++++ EXTRACTED MATERIAL ++++
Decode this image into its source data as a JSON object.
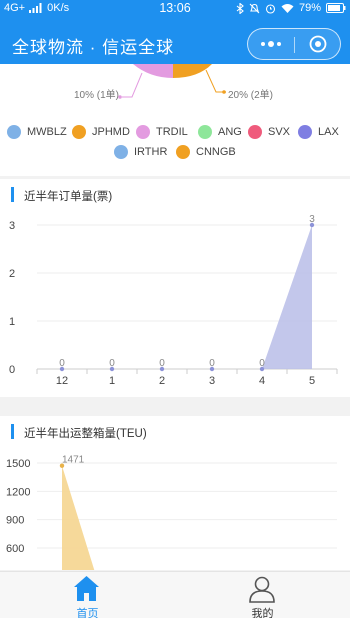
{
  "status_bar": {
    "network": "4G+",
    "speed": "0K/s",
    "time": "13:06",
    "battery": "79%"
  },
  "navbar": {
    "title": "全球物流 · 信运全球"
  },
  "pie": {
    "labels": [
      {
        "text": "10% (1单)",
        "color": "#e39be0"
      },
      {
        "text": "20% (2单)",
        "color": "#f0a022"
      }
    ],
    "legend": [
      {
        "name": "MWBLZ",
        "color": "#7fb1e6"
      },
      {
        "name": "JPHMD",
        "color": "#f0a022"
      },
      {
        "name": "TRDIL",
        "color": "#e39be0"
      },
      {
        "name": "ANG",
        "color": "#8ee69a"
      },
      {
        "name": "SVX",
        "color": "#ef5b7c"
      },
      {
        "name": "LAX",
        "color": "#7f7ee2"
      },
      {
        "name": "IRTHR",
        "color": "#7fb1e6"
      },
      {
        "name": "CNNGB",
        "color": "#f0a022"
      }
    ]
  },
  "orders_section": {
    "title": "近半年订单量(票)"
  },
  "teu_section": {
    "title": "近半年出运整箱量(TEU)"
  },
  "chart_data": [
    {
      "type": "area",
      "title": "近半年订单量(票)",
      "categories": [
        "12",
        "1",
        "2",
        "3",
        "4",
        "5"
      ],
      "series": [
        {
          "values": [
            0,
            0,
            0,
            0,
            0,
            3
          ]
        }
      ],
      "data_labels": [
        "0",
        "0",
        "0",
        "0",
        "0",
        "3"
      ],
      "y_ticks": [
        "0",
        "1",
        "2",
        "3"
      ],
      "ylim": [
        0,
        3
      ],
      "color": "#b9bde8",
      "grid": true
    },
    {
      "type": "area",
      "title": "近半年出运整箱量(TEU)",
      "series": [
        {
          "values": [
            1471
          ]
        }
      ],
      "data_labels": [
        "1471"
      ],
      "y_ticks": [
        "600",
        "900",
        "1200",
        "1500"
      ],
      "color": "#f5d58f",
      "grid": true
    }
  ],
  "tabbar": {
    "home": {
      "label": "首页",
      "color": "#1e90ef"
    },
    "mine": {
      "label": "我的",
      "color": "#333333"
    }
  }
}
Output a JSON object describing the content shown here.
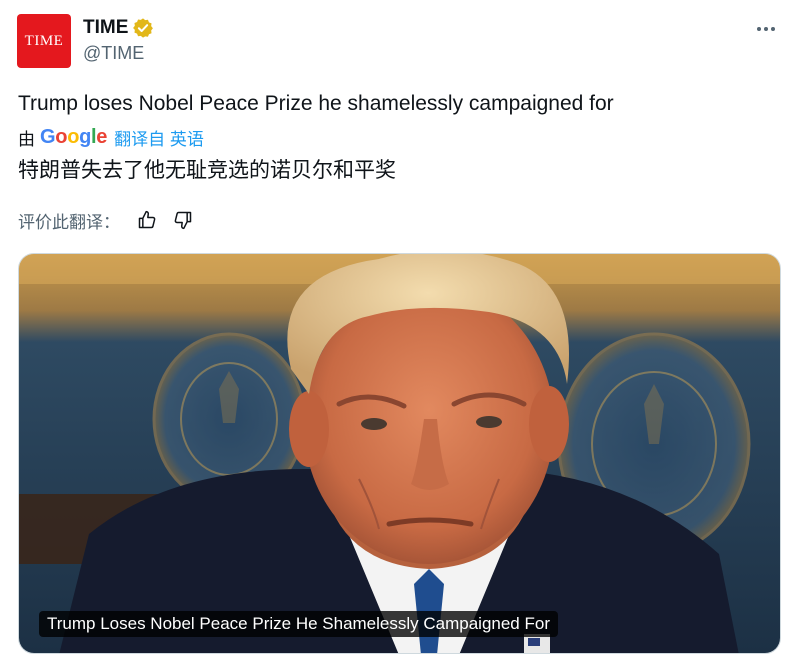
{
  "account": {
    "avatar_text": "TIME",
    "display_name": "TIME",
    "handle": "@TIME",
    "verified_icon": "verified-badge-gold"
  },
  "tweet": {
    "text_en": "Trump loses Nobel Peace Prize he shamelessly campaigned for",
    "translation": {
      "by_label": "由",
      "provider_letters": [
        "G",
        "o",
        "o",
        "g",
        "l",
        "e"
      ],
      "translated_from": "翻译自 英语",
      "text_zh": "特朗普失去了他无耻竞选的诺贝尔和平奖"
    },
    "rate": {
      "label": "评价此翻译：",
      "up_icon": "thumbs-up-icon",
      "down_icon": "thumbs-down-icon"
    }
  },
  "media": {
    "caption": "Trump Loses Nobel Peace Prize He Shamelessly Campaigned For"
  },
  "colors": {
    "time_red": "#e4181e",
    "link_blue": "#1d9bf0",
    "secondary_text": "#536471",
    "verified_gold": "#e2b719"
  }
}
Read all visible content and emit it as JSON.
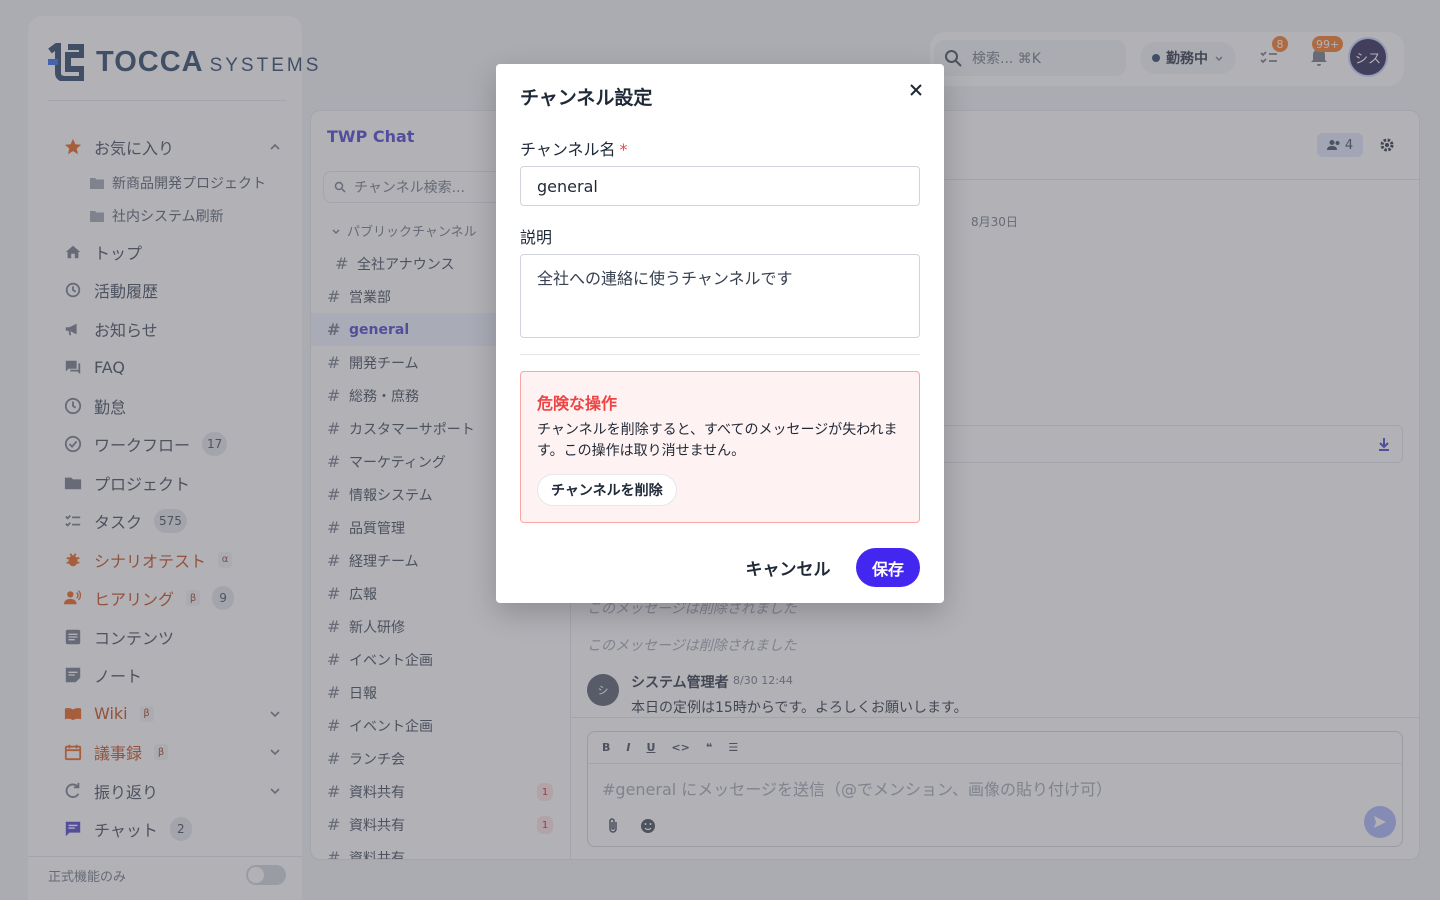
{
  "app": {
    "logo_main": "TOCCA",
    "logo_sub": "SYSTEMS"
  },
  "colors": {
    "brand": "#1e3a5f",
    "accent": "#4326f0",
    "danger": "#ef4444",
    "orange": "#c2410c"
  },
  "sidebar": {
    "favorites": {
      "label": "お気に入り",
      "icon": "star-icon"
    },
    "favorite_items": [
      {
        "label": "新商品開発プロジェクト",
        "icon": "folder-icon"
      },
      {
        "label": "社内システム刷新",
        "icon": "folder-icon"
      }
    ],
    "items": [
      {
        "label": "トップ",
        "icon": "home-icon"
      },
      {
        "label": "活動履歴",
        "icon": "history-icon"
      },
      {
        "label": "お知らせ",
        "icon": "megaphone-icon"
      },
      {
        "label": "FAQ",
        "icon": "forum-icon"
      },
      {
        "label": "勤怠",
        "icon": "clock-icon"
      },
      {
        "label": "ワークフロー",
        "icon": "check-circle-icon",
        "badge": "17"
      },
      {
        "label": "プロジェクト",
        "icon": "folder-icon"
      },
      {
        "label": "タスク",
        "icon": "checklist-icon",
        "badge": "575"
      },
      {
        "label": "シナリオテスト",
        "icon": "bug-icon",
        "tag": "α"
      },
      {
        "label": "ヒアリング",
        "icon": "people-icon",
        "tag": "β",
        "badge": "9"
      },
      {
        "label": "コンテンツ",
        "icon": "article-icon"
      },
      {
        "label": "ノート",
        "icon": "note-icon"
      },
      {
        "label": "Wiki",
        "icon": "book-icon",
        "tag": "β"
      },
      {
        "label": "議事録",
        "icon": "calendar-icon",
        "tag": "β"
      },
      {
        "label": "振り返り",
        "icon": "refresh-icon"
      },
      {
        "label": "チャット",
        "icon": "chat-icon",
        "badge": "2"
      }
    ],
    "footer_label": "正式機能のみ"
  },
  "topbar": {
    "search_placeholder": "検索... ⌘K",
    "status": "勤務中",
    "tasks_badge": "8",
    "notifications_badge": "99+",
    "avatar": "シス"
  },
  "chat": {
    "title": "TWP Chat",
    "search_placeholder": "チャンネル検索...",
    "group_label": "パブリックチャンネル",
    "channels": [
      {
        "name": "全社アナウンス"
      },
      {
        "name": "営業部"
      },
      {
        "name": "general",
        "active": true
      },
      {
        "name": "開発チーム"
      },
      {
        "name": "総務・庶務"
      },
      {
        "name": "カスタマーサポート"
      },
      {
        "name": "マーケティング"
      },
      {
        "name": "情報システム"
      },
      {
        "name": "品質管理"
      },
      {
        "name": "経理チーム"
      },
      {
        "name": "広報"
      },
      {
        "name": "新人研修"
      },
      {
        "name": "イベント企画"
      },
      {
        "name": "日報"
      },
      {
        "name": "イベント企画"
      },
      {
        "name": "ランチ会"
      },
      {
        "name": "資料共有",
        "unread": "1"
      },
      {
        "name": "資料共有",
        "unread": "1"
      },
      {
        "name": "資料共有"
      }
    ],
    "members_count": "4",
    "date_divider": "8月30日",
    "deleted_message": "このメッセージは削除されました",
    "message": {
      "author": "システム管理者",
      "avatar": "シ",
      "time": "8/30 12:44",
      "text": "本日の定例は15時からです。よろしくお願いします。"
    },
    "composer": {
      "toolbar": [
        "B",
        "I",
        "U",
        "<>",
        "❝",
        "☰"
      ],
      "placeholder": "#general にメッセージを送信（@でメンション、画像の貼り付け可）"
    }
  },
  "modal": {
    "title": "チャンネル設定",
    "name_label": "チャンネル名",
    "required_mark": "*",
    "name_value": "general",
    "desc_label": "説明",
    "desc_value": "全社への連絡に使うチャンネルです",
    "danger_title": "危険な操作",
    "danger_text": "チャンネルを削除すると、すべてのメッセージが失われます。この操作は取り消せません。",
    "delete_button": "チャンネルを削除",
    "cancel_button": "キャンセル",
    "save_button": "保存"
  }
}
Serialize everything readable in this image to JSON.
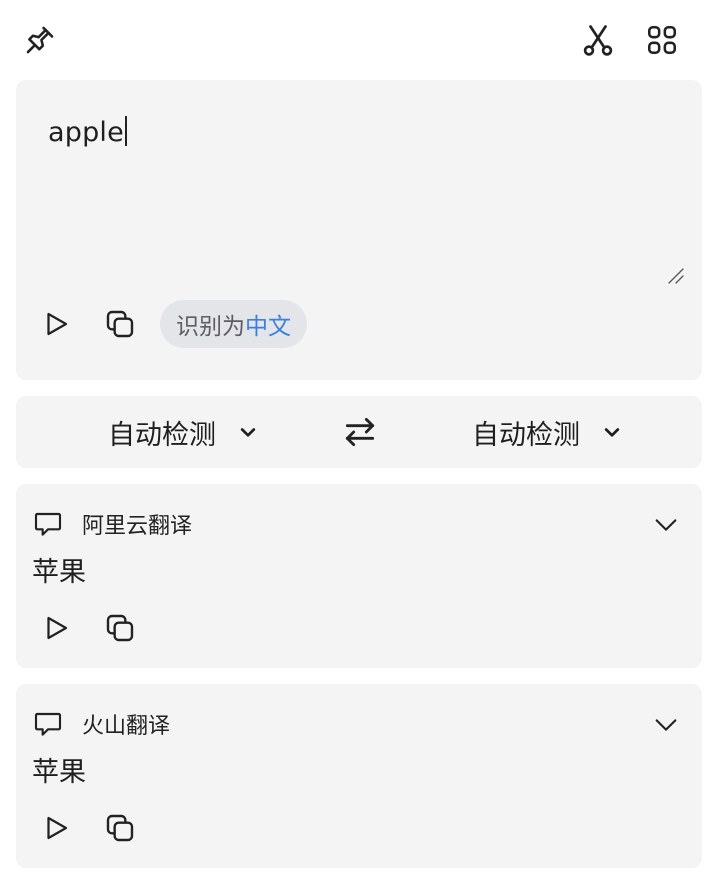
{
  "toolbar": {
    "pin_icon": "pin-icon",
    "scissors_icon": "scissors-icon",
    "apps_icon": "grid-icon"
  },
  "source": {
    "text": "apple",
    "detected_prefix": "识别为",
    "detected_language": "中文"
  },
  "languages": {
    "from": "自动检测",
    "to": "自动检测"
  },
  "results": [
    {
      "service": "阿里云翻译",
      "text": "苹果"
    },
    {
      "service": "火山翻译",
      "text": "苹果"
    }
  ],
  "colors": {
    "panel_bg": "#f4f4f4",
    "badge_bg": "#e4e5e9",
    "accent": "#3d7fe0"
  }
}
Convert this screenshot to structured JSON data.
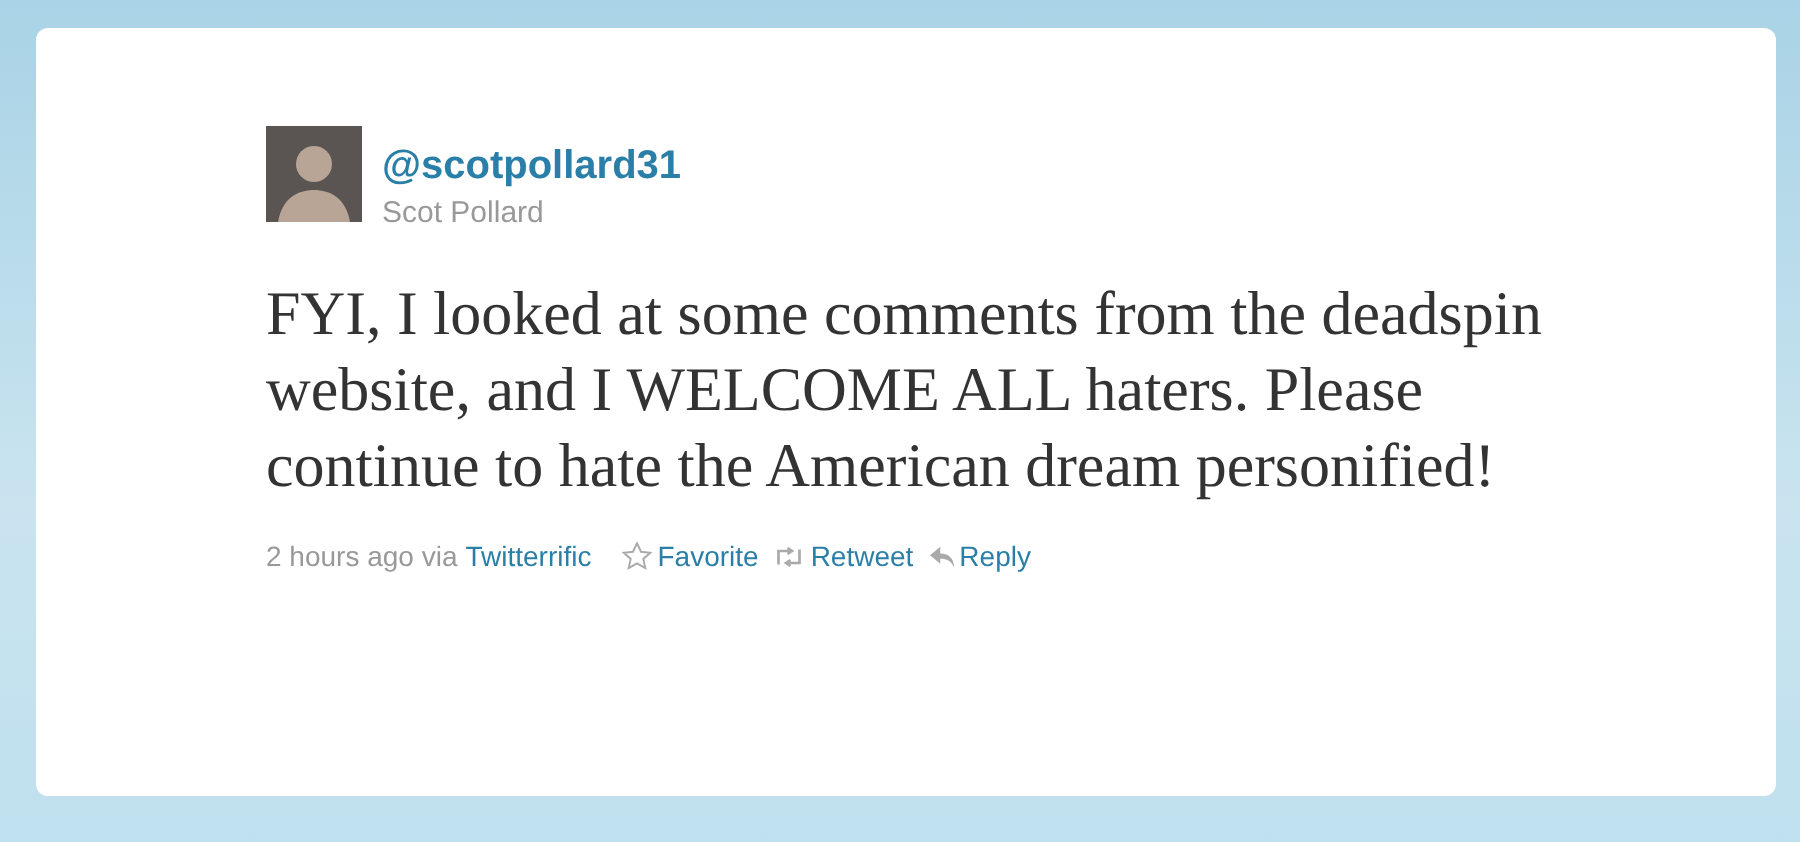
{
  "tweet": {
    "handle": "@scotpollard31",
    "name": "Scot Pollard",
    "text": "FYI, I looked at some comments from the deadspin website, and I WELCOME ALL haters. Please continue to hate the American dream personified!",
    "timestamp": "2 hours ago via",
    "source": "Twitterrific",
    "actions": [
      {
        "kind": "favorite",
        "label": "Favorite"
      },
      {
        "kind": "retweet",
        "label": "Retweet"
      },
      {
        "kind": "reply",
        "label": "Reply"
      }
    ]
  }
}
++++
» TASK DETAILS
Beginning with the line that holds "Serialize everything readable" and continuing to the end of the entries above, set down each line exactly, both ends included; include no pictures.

» OUTPUT FOR THIS TASK
Serialize everything readable in this image to JSON.
{
  "toolbar": {
    "pin_icon": "pin-icon",
    "scissors_icon": "scissors-icon",
    "apps_icon": "grid-icon"
  },
  "source": {
    "text": "apple",
    "detected_prefix": "识别为",
    "detected_language": "中文"
  },
  "languages": {
    "from": "自动检测",
    "to": "自动检测"
  },
  "results": [
    {
      "service": "阿里云翻译",
      "text": "苹果"
    },
    {
      "service": "火山翻译",
      "text": "苹果"
    }
  ],
  "colors": {
    "panel_bg": "#f4f4f4",
    "badge_bg": "#e4e5e9",
    "accent": "#3d7fe0"
  }
}
Convert this screenshot to structured JSON data.
{
  "tweet": {
    "handle": "@scotpollard31",
    "name": "Scot Pollard",
    "text": "FYI, I looked at some comments from the deadspin website, and I WELCOME ALL haters. Please continue to hate the American dream personified!",
    "timestamp": "2 hours ago via",
    "source": "Twitterrific",
    "actions": [
      {
        "kind": "favorite",
        "label": "Favorite"
      },
      {
        "kind": "retweet",
        "label": "Retweet"
      },
      {
        "kind": "reply",
        "label": "Reply"
      }
    ]
  }
}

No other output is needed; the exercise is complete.